■ Exercise directions: Each record below must be returned exactly, with no line left out.

(App and web page records)
_ _ _ _ _
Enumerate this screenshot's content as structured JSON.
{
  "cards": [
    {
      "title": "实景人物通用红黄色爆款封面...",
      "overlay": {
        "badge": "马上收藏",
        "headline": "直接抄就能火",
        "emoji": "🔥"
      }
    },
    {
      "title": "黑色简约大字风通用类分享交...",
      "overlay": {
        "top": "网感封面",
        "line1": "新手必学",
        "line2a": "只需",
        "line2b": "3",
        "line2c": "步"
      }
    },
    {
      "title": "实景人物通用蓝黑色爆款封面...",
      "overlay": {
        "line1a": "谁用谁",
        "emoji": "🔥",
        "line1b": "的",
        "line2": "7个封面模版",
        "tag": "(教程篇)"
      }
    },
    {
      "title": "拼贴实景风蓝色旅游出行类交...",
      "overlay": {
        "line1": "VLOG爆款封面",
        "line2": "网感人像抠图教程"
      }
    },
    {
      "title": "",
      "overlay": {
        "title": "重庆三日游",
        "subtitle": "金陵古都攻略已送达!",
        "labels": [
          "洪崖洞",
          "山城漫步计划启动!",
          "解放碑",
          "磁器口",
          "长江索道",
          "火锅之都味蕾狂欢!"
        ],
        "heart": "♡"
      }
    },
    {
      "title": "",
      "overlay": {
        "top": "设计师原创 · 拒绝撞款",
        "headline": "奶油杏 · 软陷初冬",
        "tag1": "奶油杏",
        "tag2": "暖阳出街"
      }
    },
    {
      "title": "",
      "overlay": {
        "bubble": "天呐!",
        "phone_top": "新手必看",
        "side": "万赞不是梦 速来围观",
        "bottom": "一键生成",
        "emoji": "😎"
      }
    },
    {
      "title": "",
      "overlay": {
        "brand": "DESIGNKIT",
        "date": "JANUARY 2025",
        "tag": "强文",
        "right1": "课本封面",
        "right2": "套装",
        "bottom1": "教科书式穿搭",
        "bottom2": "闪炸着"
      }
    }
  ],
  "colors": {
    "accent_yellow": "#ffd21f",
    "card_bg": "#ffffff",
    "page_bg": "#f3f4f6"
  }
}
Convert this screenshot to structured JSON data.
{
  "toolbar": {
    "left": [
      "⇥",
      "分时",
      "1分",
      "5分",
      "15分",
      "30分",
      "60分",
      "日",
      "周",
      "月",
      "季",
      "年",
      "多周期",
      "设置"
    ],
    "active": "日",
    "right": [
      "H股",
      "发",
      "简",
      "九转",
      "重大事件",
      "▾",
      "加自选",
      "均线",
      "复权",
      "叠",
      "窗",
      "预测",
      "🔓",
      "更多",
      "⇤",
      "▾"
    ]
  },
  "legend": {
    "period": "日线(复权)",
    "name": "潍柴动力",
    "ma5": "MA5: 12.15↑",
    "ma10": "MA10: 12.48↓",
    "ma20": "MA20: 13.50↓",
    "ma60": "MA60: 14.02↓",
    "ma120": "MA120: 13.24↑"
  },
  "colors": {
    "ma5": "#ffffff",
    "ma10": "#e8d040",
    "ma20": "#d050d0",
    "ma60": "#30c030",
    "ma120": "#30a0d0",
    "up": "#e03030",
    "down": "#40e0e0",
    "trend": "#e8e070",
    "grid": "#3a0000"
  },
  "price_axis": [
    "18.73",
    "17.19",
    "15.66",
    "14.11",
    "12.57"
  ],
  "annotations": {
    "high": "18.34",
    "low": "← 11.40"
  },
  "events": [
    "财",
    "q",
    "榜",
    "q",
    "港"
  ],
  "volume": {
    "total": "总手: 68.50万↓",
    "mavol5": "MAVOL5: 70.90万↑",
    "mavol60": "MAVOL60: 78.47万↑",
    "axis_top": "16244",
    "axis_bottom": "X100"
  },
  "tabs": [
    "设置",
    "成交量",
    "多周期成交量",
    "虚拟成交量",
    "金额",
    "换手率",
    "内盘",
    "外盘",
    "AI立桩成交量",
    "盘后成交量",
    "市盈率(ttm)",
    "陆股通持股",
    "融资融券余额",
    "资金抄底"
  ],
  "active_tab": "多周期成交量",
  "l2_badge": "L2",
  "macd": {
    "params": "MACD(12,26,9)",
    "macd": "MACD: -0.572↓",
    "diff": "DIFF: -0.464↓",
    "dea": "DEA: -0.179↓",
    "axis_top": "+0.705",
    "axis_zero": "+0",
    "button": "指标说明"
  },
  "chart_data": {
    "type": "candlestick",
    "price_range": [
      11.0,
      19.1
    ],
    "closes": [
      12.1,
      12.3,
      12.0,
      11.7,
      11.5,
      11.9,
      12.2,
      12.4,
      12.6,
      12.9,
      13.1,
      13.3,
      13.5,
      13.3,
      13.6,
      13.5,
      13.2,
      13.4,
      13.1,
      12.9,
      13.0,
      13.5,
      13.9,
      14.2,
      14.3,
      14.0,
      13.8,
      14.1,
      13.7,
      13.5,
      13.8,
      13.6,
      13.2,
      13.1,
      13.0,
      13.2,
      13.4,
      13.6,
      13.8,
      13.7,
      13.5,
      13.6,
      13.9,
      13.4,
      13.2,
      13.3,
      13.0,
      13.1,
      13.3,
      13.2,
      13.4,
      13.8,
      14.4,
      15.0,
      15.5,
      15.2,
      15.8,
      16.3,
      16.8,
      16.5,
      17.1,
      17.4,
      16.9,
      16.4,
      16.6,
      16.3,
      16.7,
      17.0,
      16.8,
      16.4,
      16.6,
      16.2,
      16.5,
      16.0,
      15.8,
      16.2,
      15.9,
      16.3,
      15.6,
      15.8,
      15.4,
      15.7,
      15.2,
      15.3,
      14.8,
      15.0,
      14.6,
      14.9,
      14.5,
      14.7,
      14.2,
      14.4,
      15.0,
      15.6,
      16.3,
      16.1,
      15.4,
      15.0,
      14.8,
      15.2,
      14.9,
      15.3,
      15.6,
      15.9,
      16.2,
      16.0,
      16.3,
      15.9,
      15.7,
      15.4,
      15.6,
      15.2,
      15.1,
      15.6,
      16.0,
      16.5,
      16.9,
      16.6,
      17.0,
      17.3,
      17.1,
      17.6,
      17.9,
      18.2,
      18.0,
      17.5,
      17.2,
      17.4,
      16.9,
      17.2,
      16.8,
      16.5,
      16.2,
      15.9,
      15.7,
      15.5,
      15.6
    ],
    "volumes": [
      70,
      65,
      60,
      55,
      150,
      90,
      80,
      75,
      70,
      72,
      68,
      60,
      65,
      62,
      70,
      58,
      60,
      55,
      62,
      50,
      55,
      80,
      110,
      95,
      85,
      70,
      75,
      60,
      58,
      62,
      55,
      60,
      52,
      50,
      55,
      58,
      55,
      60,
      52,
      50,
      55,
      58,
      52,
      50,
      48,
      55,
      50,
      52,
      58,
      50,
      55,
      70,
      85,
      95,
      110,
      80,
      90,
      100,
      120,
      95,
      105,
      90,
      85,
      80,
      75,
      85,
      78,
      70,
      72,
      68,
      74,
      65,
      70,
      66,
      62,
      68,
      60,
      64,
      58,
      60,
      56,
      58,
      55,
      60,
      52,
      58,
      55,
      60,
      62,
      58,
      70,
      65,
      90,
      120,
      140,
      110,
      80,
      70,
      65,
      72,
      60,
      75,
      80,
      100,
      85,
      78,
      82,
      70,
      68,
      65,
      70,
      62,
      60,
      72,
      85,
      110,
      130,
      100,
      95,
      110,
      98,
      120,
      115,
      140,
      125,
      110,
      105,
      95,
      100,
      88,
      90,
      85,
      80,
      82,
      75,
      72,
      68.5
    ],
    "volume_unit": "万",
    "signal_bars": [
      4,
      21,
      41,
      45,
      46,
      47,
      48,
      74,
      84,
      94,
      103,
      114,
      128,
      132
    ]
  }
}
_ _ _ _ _
■ Task output:
Enumerate this screenshot's content as structured JSON.
{
  "cards": [
    {
      "title": "实景人物通用红黄色爆款封面...",
      "overlay": {
        "badge": "马上收藏",
        "headline": "直接抄就能火",
        "emoji": "🔥"
      }
    },
    {
      "title": "黑色简约大字风通用类分享交...",
      "overlay": {
        "top": "网感封面",
        "line1": "新手必学",
        "line2a": "只需",
        "line2b": "3",
        "line2c": "步"
      }
    },
    {
      "title": "实景人物通用蓝黑色爆款封面...",
      "overlay": {
        "line1a": "谁用谁",
        "emoji": "🔥",
        "line1b": "的",
        "line2": "7个封面模版",
        "tag": "(教程篇)"
      }
    },
    {
      "title": "拼贴实景风蓝色旅游出行类交...",
      "overlay": {
        "line1": "VLOG爆款封面",
        "line2": "网感人像抠图教程"
      }
    },
    {
      "title": "",
      "overlay": {
        "title": "重庆三日游",
        "subtitle": "金陵古都攻略已送达!",
        "labels": [
          "洪崖洞",
          "山城漫步计划启动!",
          "解放碑",
          "磁器口",
          "长江索道",
          "火锅之都味蕾狂欢!"
        ],
        "heart": "♡"
      }
    },
    {
      "title": "",
      "overlay": {
        "top": "设计师原创 · 拒绝撞款",
        "headline": "奶油杏 · 软陷初冬",
        "tag1": "奶油杏",
        "tag2": "暖阳出街"
      }
    },
    {
      "title": "",
      "overlay": {
        "bubble": "天呐!",
        "phone_top": "新手必看",
        "side": "万赞不是梦 速来围观",
        "bottom": "一键生成",
        "emoji": "😎"
      }
    },
    {
      "title": "",
      "overlay": {
        "brand": "DESIGNKIT",
        "date": "JANUARY 2025",
        "tag": "强文",
        "right1": "课本封面",
        "right2": "套装",
        "bottom1": "教科书式穿搭",
        "bottom2": "闪炸着"
      }
    }
  ],
  "colors": {
    "accent_yellow": "#ffd21f",
    "card_bg": "#ffffff",
    "page_bg": "#f3f4f6"
  }
}
Convert this screenshot to structured JSON data.
{
  "toolbar": {
    "left": [
      "⇥",
      "分时",
      "1分",
      "5分",
      "15分",
      "30分",
      "60分",
      "日",
      "周",
      "月",
      "季",
      "年",
      "多周期",
      "设置"
    ],
    "active": "日",
    "right": [
      "H股",
      "发",
      "简",
      "九转",
      "重大事件",
      "▾",
      "加自选",
      "均线",
      "复权",
      "叠",
      "窗",
      "预测",
      "🔓",
      "更多",
      "⇤",
      "▾"
    ]
  },
  "legend": {
    "period": "日线(复权)",
    "name": "潍柴动力",
    "ma5": "MA5: 12.15↑",
    "ma10": "MA10: 12.48↓",
    "ma20": "MA20: 13.50↓",
    "ma60": "MA60: 14.02↓",
    "ma120": "MA120: 13.24↑"
  },
  "colors": {
    "ma5": "#ffffff",
    "ma10": "#e8d040",
    "ma20": "#d050d0",
    "ma60": "#30c030",
    "ma120": "#30a0d0",
    "up": "#e03030",
    "down": "#40e0e0",
    "trend": "#e8e070",
    "grid": "#3a0000"
  },
  "price_axis": [
    "18.73",
    "17.19",
    "15.66",
    "14.11",
    "12.57"
  ],
  "annotations": {
    "high": "18.34",
    "low": "← 11.40"
  },
  "events": [
    "财",
    "q",
    "榜",
    "q",
    "港"
  ],
  "volume": {
    "total": "总手: 68.50万↓",
    "mavol5": "MAVOL5: 70.90万↑",
    "mavol60": "MAVOL60: 78.47万↑",
    "axis_top": "16244",
    "axis_bottom": "X100"
  },
  "tabs": [
    "设置",
    "成交量",
    "多周期成交量",
    "虚拟成交量",
    "金额",
    "换手率",
    "内盘",
    "外盘",
    "AI立桩成交量",
    "盘后成交量",
    "市盈率(ttm)",
    "陆股通持股",
    "融资融券余额",
    "资金抄底"
  ],
  "active_tab": "多周期成交量",
  "l2_badge": "L2",
  "macd": {
    "params": "MACD(12,26,9)",
    "macd": "MACD: -0.572↓",
    "diff": "DIFF: -0.464↓",
    "dea": "DEA: -0.179↓",
    "axis_top": "+0.705",
    "axis_zero": "+0",
    "button": "指标说明"
  },
  "chart_data": {
    "type": "candlestick",
    "price_range": [
      11.0,
      19.1
    ],
    "closes": [
      12.1,
      12.3,
      12.0,
      11.7,
      11.5,
      11.9,
      12.2,
      12.4,
      12.6,
      12.9,
      13.1,
      13.3,
      13.5,
      13.3,
      13.6,
      13.5,
      13.2,
      13.4,
      13.1,
      12.9,
      13.0,
      13.5,
      13.9,
      14.2,
      14.3,
      14.0,
      13.8,
      14.1,
      13.7,
      13.5,
      13.8,
      13.6,
      13.2,
      13.1,
      13.0,
      13.2,
      13.4,
      13.6,
      13.8,
      13.7,
      13.5,
      13.6,
      13.9,
      13.4,
      13.2,
      13.3,
      13.0,
      13.1,
      13.3,
      13.2,
      13.4,
      13.8,
      14.4,
      15.0,
      15.5,
      15.2,
      15.8,
      16.3,
      16.8,
      16.5,
      17.1,
      17.4,
      16.9,
      16.4,
      16.6,
      16.3,
      16.7,
      17.0,
      16.8,
      16.4,
      16.6,
      16.2,
      16.5,
      16.0,
      15.8,
      16.2,
      15.9,
      16.3,
      15.6,
      15.8,
      15.4,
      15.7,
      15.2,
      15.3,
      14.8,
      15.0,
      14.6,
      14.9,
      14.5,
      14.7,
      14.2,
      14.4,
      15.0,
      15.6,
      16.3,
      16.1,
      15.4,
      15.0,
      14.8,
      15.2,
      14.9,
      15.3,
      15.6,
      15.9,
      16.2,
      16.0,
      16.3,
      15.9,
      15.7,
      15.4,
      15.6,
      15.2,
      15.1,
      15.6,
      16.0,
      16.5,
      16.9,
      16.6,
      17.0,
      17.3,
      17.1,
      17.6,
      17.9,
      18.2,
      18.0,
      17.5,
      17.2,
      17.4,
      16.9,
      17.2,
      16.8,
      16.5,
      16.2,
      15.9,
      15.7,
      15.5,
      15.6
    ],
    "volumes": [
      70,
      65,
      60,
      55,
      150,
      90,
      80,
      75,
      70,
      72,
      68,
      60,
      65,
      62,
      70,
      58,
      60,
      55,
      62,
      50,
      55,
      80,
      110,
      95,
      85,
      70,
      75,
      60,
      58,
      62,
      55,
      60,
      52,
      50,
      55,
      58,
      55,
      60,
      52,
      50,
      55,
      58,
      52,
      50,
      48,
      55,
      50,
      52,
      58,
      50,
      55,
      70,
      85,
      95,
      110,
      80,
      90,
      100,
      120,
      95,
      105,
      90,
      85,
      80,
      75,
      85,
      78,
      70,
      72,
      68,
      74,
      65,
      70,
      66,
      62,
      68,
      60,
      64,
      58,
      60,
      56,
      58,
      55,
      60,
      52,
      58,
      55,
      60,
      62,
      58,
      70,
      65,
      90,
      120,
      140,
      110,
      80,
      70,
      65,
      72,
      60,
      75,
      80,
      100,
      85,
      78,
      82,
      70,
      68,
      65,
      70,
      62,
      60,
      72,
      85,
      110,
      130,
      100,
      95,
      110,
      98,
      120,
      115,
      140,
      125,
      110,
      105,
      95,
      100,
      88,
      90,
      85,
      80,
      82,
      75,
      72,
      68.5
    ],
    "volume_unit": "万",
    "signal_bars": [
      4,
      21,
      41,
      45,
      46,
      47,
      48,
      74,
      84,
      94,
      103,
      114,
      128,
      132
    ]
  }
}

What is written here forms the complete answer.